USDOL Adopts Final Rule Increasing Minimum Exempt Salary

By Anna B. Cole & Blake E. McCartney

On April 23, 2024, the U.S. Department of Labor (“Department”) announced a final rule increasing the minimum salary required to properly classify employees as exempt from federal minimum wage and overtime.  The first change outlined in the rule is scheduled to go into effect on July 1, 2024, with a subsequent change effective January 1, 2025.

Under state and federal law, employers are required to pay employees minimum wage for every hour worked and overtime for every hour worked in excess of, usually, 40 hours in a work week, except for employees that the employer can properly classify as “exempt” from these rules.  The most commonly utilized exemptions are sometimes referred to as the “white collar” or “EAP” exemptions and apply to employees who perform exempt executive, administrative, professional, outside sales, and computer duties and, who generally receive a guaranteed salary of at least the minimum required amount (currently, $684/week under federal law).[1]  Federal law also provides a special exemption for certain “highly compensated employees,” the “HCE” exemption, who make above a certain amount (currently, $107,432 in total annual compensation under federal law) and meet a less stringent duties test.[2]

The Department’s newly announced final rule, Defining and Delimiting the Exemptions for Executive, Administrative, Professional, Outside Sales, and Computer Employees, once effective, will increase the federal minimum salary threshold required for most EAP exemptions and the HCE exemption.  Of note, the final rule does not modify the exempt duties, which are also required to properly classify an employee as exempt under the EAP and HCE exemptions. The revised final rule will:

  • Increase the federal minimum required guaranteed salary level for the EAP exemption in two steps (as outlined below):
Date Minimum Exempt Salary Level
Before July 1, 2024 $684 per week ($35,568 per year)
July 1, 2024 $844 per week ($43,888 per year)
January 1, 2025 $1,128 per week ($58,656 per year)
  • Increase the federal total annual compensation threshold for the HCE exemption in two steps (as outlined below):
Date HCE Minimum Exempt Total Annual Compensation Threshold
Before July 1, 2024 $107,432 total annual compensation
July 1, 2024 $132,964 total annual compensation
January 1, 2025 $151,164 total annual compensation
  • Adds a mechanism that will provide an automatic update to these federal minimum salary and compensation thresholds every three years beginning on July 1, 2027.

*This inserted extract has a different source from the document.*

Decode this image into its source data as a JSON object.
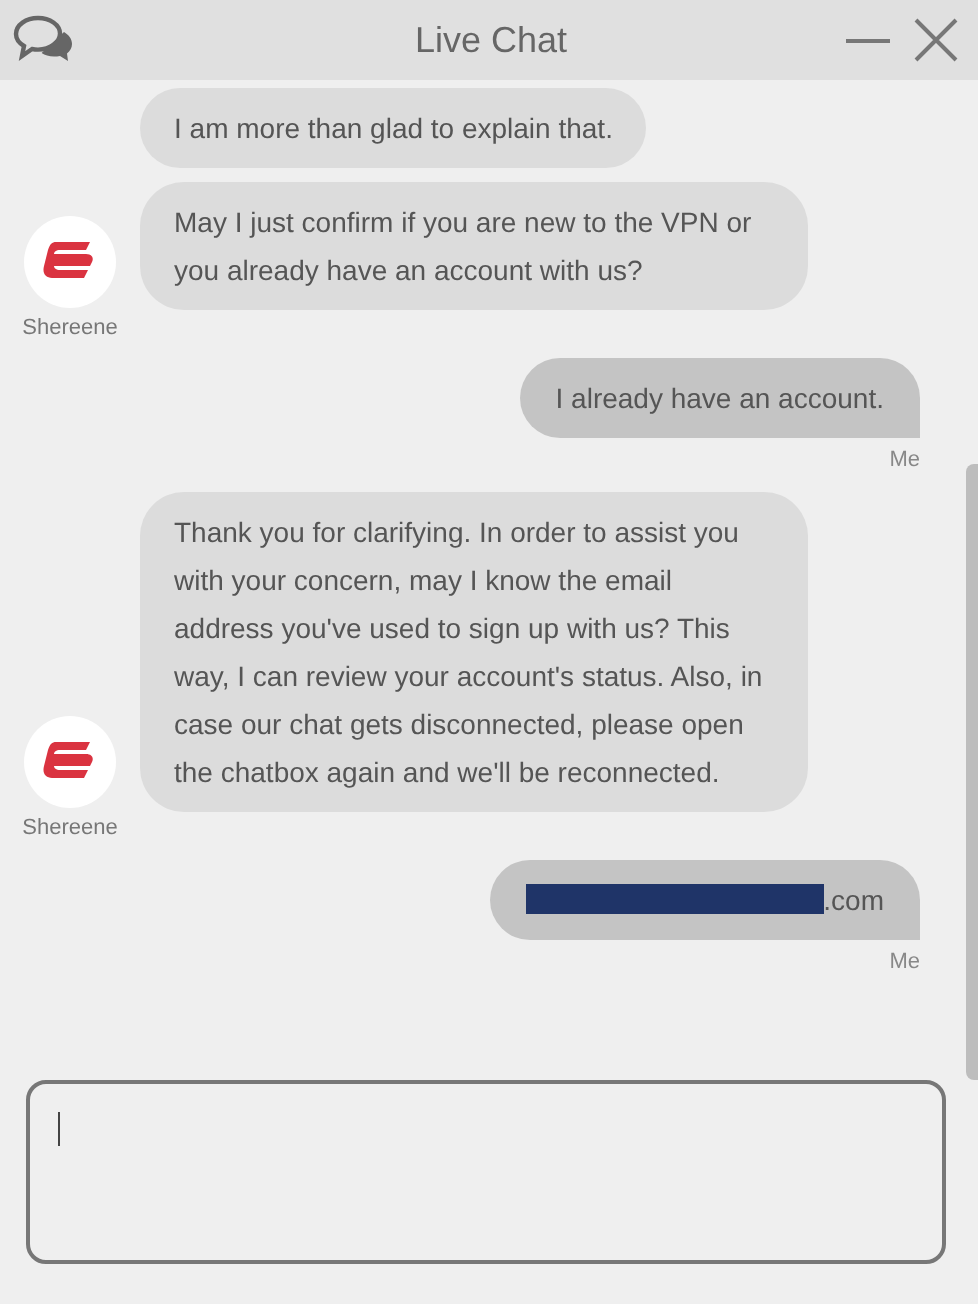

In the past, modifications to the federal EAP exemptions salary thresholds have drawn legal challenges that resulted in an injunction preventing the implementation of the changes.  Such legal challenges may similarly be filed following the Department’s announcement of this final rule.  We will provide updates to the extent such challenges are filed and/or in the event the changes are enjoined.

To the extent the rule goes into effect, between now and January 1, 2025, the federal minimum salary level for EAP exempt employees will increase by 65%, a percentage increase that will have a significant financial impact on many employers.

In preparation for the implementation of the final rule, employers should review the salaries/compensation thresholds of their exempt employees to assess which, if any, employees’ salaries/compensation thresholds are below the federal salaries/compensation thresholds outlined in the final rule.  In that event, the employer will need to decide whether to raise the pay of such exempt employees or reclassify such employees as non-exempt and overtime eligible.

Drummond Woodsum’s team of experienced Employment & Labor attorneys are available to answer your questions about how these changes will affect your organization and how to navigate compliance with these new standards.  Please do not hesitate to reach out to a member of our team with any questions.


[1] In Maine, the minimum exempt salary level is 3,000 times the State’s minimum hourly wage or the annualized rate established by the Department, whichever is higher (currently, $42,450.20 per year).

[2] The federal exemption for highly compensated employees is not applicable under Maine law.